There are some situations where some tooth alteration may still be necessary, like oversized or forward-jutting teeth. A bad bite (malocclusion) may require orthodontic treatment first — which in some cases could be an alternative treatment to veneers altogether.
To find out if you're a candidate for no-prep veneers, visit us for a complete examination. From there we can discuss your options and whether we can transform your smile with little change to your teeth.
How dental veneers from your dentist in Waterford, MI, can help your smile look great again
It’s easy to damage teeth, especially as you get older. Your enamel becomes thinner, making it easier to crack, fracture, or chip your teeth. Everyday wear-and-tear also plays a role in wearing down your teeth. The result is a smile that doesn’t reflect who you are.

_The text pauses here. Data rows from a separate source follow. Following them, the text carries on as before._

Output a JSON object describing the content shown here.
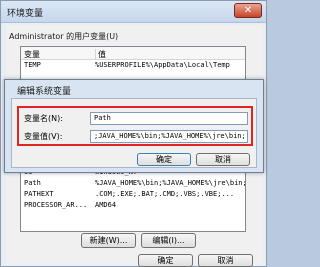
{
  "outer": {
    "title": "环境变量",
    "close_glyph": "✕",
    "user_vars_label": "Administrator 的用户变量(U)",
    "user_table": {
      "headers": [
        "变量",
        "值"
      ],
      "rows": [
        [
          "TEMP",
          "%USERPROFILE%\\AppData\\Local\\Temp"
        ]
      ]
    },
    "sys_table": {
      "rows": [
        [
          "OS",
          "Windows_NT"
        ],
        [
          "Path",
          "%JAVA_HOME%\\bin;%JAVA_HOME%\\jre\\bin;..."
        ],
        [
          "PATHEXT",
          ".COM;.EXE;.BAT;.CMD;.VBS;.VBE;..."
        ],
        [
          "PROCESSOR_AR...",
          "AMD64"
        ]
      ]
    },
    "new_label": "新建(W)...",
    "edit_label": "编辑(I)...",
    "ok_label": "确定",
    "cancel_label": "取消"
  },
  "dialog": {
    "title": "编辑系统变量",
    "name_label": "变量名(N):",
    "value_label": "变量值(V):",
    "name_value": "Path",
    "value_value": ";JAVA_HOME%\\bin;%JAVA_HOME%\\jre\\bin;",
    "ok_label": "确定",
    "cancel_label": "取消"
  },
  "colors": {
    "highlight": "#e02424",
    "titlebar": "#c5d7ec"
  }
}
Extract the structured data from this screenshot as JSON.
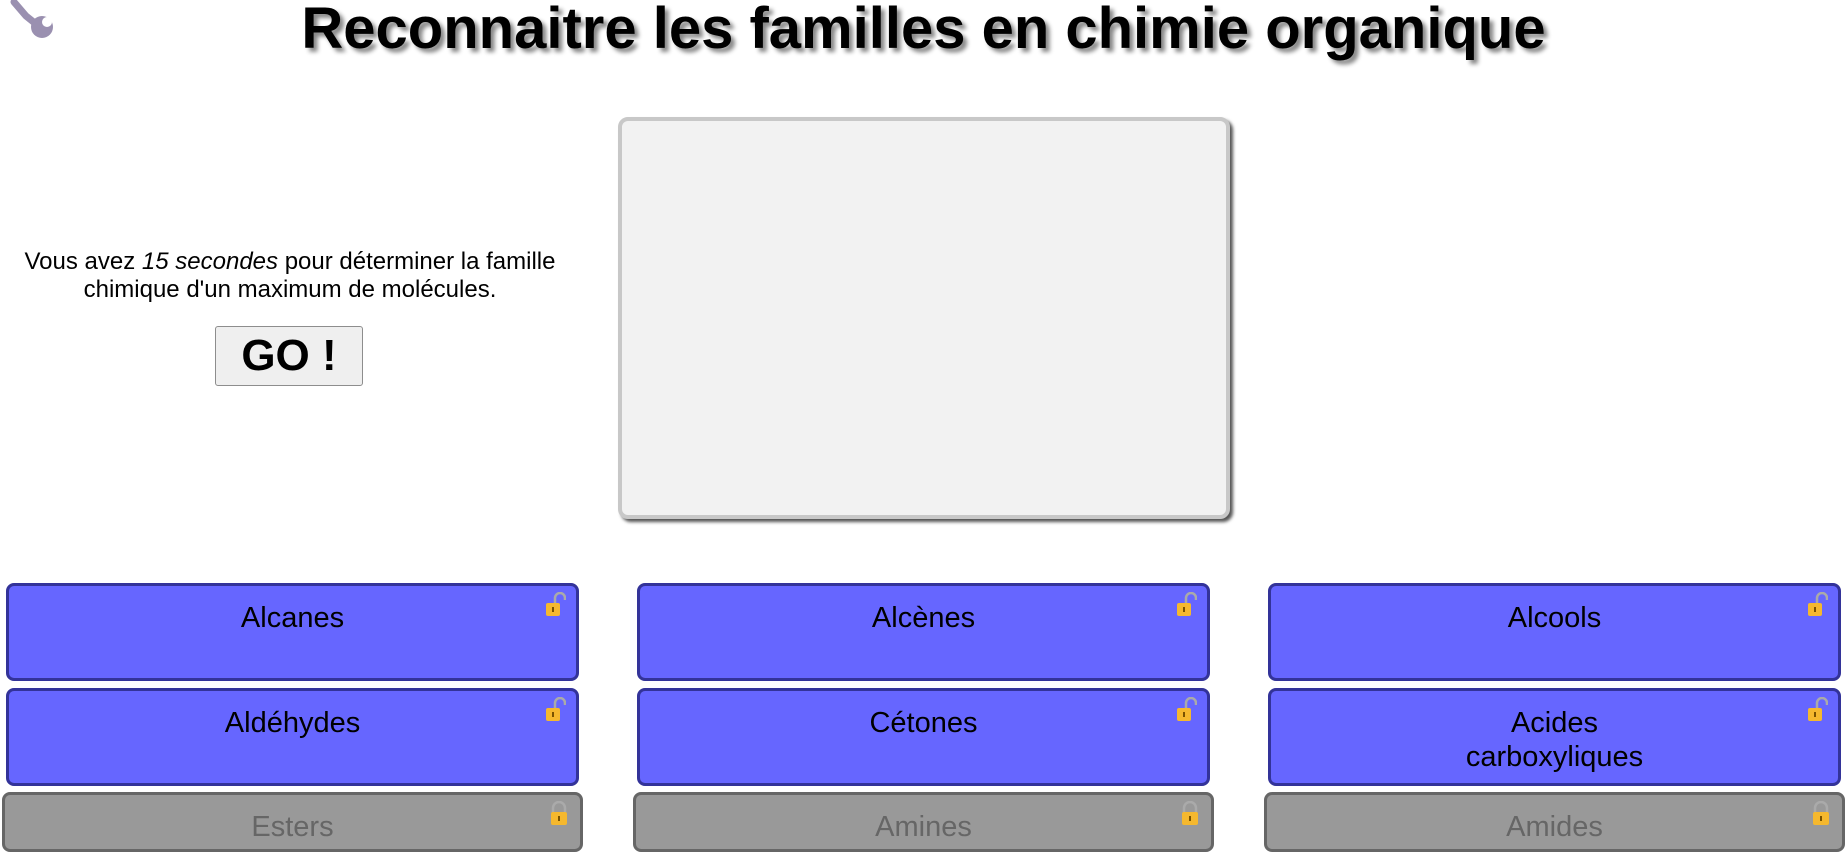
{
  "header": {
    "title": "Reconnaitre les familles en chimie organique",
    "settings_icon": "wrench-icon"
  },
  "intro": {
    "before": "Vous avez ",
    "emphasis": "15 secondes",
    "after": " pour déterminer la famille chimique d'un maximum de molécules."
  },
  "go_label": "GO !",
  "families": [
    {
      "label": "Alcanes",
      "state": "unlocked"
    },
    {
      "label": "Alcènes",
      "state": "unlocked"
    },
    {
      "label": "Alcools",
      "state": "unlocked"
    },
    {
      "label": "Aldéhydes",
      "state": "unlocked"
    },
    {
      "label": "Cétones",
      "state": "unlocked"
    },
    {
      "label": "Acides carboxyliques",
      "state": "unlocked"
    },
    {
      "label": "Esters",
      "state": "locked"
    },
    {
      "label": "Amines",
      "state": "locked"
    },
    {
      "label": "Amides",
      "state": "locked"
    }
  ],
  "colors": {
    "active_button": "#6666ff",
    "active_border": "#333399",
    "locked_button": "#999999",
    "padlock": "#f5b82e"
  }
}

The good news is, you can change your smile. The answer is dental veneers! Your dentist, Dr. Steve Rollins, at Summit Dental Group in Waterford, MI, offers a full range of dental services including dental veneers to help your smile look great again.

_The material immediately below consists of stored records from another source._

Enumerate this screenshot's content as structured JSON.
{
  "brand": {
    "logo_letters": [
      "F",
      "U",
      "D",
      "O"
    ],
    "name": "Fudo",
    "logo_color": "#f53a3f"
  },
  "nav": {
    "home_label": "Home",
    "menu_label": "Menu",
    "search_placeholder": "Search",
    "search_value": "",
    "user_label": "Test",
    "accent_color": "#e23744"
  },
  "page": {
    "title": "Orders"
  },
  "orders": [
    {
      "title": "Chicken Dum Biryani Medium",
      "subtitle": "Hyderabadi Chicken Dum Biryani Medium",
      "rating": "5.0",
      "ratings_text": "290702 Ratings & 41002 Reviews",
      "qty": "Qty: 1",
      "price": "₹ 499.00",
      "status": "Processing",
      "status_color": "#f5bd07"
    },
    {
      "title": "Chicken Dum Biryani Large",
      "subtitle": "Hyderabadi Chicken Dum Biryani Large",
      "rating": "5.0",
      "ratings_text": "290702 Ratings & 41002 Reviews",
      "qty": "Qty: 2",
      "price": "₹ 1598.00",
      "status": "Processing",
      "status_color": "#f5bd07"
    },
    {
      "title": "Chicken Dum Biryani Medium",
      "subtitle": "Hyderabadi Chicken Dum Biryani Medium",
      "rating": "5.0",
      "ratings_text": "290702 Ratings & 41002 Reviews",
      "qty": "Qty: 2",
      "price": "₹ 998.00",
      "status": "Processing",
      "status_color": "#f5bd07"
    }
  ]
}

So, what are dental veneers? They are thin laminates of natural-looking materials like porcelain, which are cemented on to the front surfaces of your teeth, hiding both major and minor flaws. They are one of the most versatile dental treatments to enhance your smile, by covering up problems like these:
- Cracks, fracture lines, and loss of tooth structure
- Chips, erosion, abrasion, and excessive wear
- Discolorations, staining, and enamel defects
You can even hide some alignment problems, which are normally treated by orthodontics, including closing up small gaps between your teeth, and minor tooth overlap.
- There are many reasons why people choose veneers to enhance their smiles. When you choose veneers, you can count on:
- Natural good-looks, because porcelain reflects light, just like tooth enamel so your new veneers will give your smile the natural beauty it deserves
- Long-lasting beauty, because porcelain resists stains, so your new veneers will stay bright and beautiful for years
- Conservative treatment, because little to no tooth structure is removed to place dental veneers, just enough to accommodate the thickness of the veneers
It’s easy to damage your smile, but it’s also easy to cover up the damage with dental veneers. Veneers require between two and three appointments, including an initial consultation appointment. That means you can have a new, beautiful smile just in time for a special occasion when you need to look your best.
Let dental veneers from your dentist enhance your smile and your life! To find out more about dental veneers and additional cosmetic, restorative, and preventive dental services, call Dr. Steve Rollins at Summit Dental Group in Waterford, MI, today!